GDP Numbers Not Affected Much By Federal Aid, Shows More Is Needed

Aug 3, 2020

Indiana University economist Kyle Anderson says it will require more federal, state and local assistance to help the economy recover from the pandemic.
Credit Justin Hicks / IPB News

The most recent measure of the U.S. economy showed a historic drop due to the coronavirus. This comes even after the federal government gave aid to businesses and individuals.

The latest gross domestic product numbers, or GDP, recorded the greatest quarterly decline since it was first recorded more than 70 years ago.

Federal aid tried to boost the economy by giving $1,200 stimulus checks to individuals, forgivable loans to small businesses, and an extra $600 per week unemployment benefit.

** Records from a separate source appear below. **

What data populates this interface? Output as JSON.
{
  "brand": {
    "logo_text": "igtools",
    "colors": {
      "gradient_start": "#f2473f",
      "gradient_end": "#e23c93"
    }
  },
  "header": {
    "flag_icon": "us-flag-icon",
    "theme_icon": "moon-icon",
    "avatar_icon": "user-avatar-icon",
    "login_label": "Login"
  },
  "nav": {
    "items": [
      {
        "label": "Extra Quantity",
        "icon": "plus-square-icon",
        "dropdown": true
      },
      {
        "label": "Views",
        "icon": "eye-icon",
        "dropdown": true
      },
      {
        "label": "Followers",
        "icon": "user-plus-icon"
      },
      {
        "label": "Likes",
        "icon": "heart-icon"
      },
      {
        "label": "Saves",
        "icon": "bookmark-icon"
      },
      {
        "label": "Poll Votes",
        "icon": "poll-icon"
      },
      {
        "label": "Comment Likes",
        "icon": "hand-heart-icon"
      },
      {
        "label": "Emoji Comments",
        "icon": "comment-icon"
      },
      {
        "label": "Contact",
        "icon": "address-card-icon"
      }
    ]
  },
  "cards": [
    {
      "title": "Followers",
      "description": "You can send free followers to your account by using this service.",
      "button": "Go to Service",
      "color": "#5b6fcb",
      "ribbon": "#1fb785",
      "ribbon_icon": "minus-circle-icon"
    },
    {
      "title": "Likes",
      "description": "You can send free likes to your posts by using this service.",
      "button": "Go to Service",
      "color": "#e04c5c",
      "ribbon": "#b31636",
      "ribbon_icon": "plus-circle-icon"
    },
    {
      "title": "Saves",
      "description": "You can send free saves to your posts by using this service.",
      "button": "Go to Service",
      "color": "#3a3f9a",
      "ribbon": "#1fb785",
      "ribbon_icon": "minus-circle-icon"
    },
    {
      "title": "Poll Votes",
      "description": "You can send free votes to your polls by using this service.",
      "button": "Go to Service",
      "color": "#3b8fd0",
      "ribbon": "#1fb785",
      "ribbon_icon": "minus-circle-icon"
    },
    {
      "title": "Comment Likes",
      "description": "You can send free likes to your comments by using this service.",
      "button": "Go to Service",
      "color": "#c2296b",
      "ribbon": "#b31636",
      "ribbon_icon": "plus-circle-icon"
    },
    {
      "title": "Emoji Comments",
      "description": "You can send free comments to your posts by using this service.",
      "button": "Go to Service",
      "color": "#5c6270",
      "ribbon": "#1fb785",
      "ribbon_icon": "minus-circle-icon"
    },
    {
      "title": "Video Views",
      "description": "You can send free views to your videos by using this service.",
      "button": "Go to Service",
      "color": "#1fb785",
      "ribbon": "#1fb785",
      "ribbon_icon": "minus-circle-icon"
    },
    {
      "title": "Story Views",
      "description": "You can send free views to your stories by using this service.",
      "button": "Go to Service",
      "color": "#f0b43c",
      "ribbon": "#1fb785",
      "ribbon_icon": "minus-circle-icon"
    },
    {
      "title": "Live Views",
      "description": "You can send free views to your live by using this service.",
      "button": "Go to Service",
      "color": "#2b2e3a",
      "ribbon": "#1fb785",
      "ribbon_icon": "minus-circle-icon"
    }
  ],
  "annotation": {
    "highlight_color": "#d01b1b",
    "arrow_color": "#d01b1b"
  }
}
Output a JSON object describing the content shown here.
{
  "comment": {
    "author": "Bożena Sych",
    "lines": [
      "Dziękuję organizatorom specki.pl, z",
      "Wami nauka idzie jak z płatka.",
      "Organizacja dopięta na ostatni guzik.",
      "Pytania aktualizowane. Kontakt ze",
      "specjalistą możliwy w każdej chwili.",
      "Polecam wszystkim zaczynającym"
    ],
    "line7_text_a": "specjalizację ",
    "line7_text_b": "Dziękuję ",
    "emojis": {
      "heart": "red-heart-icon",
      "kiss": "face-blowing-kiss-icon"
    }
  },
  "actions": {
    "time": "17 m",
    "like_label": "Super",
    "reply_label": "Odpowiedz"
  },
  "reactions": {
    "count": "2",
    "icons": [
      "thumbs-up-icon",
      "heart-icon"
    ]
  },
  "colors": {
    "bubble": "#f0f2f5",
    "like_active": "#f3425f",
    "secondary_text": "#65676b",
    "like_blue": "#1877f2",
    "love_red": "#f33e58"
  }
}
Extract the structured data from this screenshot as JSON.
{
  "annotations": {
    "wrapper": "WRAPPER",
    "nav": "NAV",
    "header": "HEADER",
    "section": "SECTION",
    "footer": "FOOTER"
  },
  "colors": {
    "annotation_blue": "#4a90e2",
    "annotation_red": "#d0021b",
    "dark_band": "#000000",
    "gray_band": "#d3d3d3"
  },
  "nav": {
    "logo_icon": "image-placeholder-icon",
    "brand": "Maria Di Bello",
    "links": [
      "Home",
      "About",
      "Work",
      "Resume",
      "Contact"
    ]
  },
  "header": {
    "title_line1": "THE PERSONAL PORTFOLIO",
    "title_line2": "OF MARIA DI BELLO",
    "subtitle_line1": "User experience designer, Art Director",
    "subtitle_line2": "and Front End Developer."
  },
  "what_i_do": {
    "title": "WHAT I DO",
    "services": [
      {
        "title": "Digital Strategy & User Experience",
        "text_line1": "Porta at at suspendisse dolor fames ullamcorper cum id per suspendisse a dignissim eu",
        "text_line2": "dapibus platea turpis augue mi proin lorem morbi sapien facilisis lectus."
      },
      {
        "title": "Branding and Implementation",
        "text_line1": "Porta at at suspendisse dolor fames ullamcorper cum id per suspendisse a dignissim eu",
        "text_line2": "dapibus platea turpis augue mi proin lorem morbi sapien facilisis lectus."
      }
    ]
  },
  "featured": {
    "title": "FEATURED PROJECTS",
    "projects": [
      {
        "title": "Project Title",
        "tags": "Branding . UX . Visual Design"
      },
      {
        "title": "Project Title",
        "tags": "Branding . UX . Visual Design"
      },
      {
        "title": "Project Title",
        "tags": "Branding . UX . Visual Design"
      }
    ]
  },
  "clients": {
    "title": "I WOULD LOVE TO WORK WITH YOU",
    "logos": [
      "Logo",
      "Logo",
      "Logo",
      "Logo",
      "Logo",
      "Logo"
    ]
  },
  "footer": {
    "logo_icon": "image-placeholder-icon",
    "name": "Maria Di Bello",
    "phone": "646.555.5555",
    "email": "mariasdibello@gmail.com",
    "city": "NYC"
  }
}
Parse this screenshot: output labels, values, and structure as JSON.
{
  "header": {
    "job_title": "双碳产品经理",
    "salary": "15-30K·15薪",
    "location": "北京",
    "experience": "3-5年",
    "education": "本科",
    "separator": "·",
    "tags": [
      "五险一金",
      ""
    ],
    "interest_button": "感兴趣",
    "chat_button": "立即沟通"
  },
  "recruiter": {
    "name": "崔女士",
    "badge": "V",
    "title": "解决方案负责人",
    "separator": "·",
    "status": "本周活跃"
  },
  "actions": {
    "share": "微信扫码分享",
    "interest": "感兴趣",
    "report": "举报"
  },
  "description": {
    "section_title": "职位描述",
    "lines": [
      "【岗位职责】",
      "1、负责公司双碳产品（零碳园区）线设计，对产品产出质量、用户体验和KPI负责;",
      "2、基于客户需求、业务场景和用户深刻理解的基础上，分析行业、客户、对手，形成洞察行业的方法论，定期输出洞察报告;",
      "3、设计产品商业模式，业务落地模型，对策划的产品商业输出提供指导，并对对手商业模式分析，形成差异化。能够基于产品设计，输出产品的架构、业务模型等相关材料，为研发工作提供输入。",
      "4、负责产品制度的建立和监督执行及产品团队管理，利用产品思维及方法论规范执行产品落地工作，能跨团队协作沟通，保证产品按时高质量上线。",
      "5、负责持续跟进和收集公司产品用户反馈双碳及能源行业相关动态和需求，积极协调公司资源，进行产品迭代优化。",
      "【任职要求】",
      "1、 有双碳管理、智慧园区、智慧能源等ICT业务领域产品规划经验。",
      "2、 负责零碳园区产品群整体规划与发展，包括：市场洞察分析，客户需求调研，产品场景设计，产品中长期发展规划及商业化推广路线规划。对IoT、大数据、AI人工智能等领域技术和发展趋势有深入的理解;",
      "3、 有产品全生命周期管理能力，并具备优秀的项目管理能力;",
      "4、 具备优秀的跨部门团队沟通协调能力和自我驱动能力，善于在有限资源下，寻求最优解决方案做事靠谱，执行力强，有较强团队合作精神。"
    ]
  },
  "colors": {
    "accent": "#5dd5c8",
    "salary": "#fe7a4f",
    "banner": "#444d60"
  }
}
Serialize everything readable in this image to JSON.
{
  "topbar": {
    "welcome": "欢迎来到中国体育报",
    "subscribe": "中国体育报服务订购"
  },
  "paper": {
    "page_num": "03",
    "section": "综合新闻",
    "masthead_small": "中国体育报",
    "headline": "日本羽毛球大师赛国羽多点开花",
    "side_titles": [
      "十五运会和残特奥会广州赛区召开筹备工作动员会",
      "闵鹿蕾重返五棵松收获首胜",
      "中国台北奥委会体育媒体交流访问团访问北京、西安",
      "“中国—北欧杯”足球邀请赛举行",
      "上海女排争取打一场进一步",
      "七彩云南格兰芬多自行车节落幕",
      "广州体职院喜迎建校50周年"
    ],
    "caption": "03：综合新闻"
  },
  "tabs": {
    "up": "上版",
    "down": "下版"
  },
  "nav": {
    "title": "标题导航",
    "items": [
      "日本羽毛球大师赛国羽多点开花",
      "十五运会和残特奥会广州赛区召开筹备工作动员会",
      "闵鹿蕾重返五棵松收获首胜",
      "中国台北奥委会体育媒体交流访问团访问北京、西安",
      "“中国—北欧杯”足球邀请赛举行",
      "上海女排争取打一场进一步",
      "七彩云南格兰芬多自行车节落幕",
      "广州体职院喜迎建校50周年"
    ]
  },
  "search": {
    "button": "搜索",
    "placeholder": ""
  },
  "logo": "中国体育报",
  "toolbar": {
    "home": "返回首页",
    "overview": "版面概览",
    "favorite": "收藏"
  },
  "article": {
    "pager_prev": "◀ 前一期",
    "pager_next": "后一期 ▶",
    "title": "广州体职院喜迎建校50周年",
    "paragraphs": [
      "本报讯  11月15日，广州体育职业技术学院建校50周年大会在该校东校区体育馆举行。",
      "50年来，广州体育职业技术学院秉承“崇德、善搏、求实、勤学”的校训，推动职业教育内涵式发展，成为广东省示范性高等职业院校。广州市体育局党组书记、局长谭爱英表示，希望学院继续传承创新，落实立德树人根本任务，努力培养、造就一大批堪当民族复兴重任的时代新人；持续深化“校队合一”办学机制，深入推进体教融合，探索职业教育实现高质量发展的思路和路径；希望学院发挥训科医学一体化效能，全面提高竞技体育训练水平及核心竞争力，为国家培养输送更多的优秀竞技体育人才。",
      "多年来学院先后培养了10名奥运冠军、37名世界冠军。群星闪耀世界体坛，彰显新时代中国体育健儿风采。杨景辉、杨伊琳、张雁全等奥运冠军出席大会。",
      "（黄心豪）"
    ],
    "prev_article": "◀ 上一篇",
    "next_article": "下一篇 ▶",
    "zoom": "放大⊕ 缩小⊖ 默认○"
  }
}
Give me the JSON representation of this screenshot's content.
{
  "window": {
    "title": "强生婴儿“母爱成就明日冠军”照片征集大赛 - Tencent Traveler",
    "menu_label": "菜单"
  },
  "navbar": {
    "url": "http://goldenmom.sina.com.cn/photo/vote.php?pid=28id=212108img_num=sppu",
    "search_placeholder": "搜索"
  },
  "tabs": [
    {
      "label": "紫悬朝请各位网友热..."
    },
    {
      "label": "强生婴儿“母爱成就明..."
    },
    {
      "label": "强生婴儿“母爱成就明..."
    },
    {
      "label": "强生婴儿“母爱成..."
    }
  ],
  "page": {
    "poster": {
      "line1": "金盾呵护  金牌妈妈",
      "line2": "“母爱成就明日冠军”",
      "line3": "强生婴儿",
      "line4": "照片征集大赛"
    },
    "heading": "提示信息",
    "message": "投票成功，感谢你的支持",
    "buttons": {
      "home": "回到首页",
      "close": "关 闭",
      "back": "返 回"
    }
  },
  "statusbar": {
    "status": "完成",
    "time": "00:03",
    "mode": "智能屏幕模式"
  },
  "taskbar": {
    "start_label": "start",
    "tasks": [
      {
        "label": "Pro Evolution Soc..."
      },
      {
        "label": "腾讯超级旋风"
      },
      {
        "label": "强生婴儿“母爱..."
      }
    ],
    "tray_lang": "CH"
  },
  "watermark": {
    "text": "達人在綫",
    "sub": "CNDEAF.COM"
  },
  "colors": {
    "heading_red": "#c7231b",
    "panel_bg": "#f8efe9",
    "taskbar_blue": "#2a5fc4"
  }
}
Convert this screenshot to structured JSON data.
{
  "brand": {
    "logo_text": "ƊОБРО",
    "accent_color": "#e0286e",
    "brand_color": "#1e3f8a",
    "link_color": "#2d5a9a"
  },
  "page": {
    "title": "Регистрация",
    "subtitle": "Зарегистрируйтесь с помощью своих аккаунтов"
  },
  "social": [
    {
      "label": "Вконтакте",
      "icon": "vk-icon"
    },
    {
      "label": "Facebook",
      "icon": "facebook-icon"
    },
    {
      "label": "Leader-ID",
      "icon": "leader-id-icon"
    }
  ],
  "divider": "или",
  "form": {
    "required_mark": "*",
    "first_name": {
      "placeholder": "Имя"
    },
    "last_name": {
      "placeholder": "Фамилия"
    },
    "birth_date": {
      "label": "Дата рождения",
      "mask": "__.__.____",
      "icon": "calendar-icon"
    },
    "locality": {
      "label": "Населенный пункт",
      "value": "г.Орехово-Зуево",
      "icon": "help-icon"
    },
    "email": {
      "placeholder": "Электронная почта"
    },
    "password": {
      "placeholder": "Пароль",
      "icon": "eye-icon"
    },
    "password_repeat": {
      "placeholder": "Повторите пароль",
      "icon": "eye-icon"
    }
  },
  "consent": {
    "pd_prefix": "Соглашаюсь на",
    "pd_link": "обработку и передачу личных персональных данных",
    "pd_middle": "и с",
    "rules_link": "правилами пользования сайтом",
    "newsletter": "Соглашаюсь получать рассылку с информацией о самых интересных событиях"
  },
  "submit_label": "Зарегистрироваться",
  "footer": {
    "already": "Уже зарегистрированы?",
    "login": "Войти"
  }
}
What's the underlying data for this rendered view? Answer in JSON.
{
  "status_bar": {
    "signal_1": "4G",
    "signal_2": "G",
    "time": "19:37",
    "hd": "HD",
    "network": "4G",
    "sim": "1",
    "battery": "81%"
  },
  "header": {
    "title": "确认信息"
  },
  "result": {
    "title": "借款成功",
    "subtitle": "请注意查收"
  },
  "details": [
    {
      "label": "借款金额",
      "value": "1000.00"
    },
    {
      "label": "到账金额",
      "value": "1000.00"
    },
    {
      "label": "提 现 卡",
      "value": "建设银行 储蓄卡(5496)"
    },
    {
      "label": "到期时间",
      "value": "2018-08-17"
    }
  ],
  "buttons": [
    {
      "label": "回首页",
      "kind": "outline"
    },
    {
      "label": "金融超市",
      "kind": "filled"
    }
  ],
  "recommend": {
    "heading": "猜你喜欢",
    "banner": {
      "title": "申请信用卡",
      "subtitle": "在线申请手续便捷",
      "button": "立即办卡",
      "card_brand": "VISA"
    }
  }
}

Kyle Anderson is an economist at Indiana University Kelley School of Business. He said GDP shows how and where consumers are spending money, and while the aid did help, it wasn’t going to drastically change the GDP numbers.

“Even though there was a lot of government stimulus to help folks get by, really in the second quarter, a lot of us weren't able to get out very much and spend that money,” said Anderson.

Congress continues to debate a new federal aid package in response to the economic effects of the pandemic, while programs made to help individuals and businesses expire.

Join the conversation and sign up for the Indiana 2020 Two-Way. Text "elections" to 73224. Your comments and questions in response to our weekly text help us find the answers you need on COVID-19 and the 2020 election.

The extra $600 a week unemployment benefit stopped last week for Hoosiers. The application cut off for Paycheck Protection Program loans to small businesses ends this Saturday.

Anderson said more government assistance will be needed at the federal, state and local levels to help the economy recover.

“I think it’s a matter of where it’s targeted,” he said. “It's not necessarily the case that consumers or households need more direct payments. I think that things like local governments and schools and other entities might do better with the targeted funds and helping them to reopen. You know reopening schools in the fall is going to be a big issue. And the schools that reopen, it's gonna be expensive for them.”

Indiana officials are looking at ways to trim the state budget in response to revenue shortfalls due to the pandemic. Anderson said the state was wise to have a rainy day fund that will be needed to help it out of this recession.

Contact reporter Samantha at shorton@wfyi.org or follow her on Twitter at @SamHorton5.